#### [Problem description]
Scan the entries below for the word "icon" and copy every line in which it occurs.

········

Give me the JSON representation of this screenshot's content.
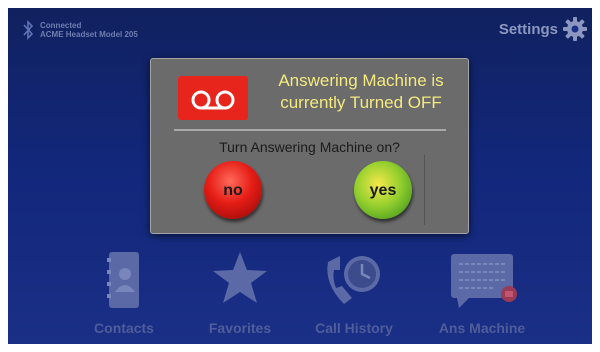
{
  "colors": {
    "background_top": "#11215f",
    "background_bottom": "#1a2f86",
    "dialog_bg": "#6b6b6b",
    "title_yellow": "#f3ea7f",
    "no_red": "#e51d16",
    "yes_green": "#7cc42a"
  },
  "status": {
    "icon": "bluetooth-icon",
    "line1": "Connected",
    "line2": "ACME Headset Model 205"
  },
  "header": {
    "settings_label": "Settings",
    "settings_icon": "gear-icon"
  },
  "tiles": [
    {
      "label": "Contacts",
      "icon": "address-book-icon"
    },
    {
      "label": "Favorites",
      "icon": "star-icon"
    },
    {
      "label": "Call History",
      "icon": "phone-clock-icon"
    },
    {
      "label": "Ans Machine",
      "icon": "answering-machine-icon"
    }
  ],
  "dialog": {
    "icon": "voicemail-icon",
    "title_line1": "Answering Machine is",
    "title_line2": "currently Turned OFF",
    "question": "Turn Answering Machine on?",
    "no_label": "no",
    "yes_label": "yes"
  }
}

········

#### [Answer to the problem]
    "icon": "bluetooth-icon",
    "settings_icon": "gear-icon"
      "icon": "address-book-icon"
      "icon": "star-icon"
      "icon": "phone-clock-icon"
      "icon": "answering-machine-icon"
    "icon": "voicemail-icon",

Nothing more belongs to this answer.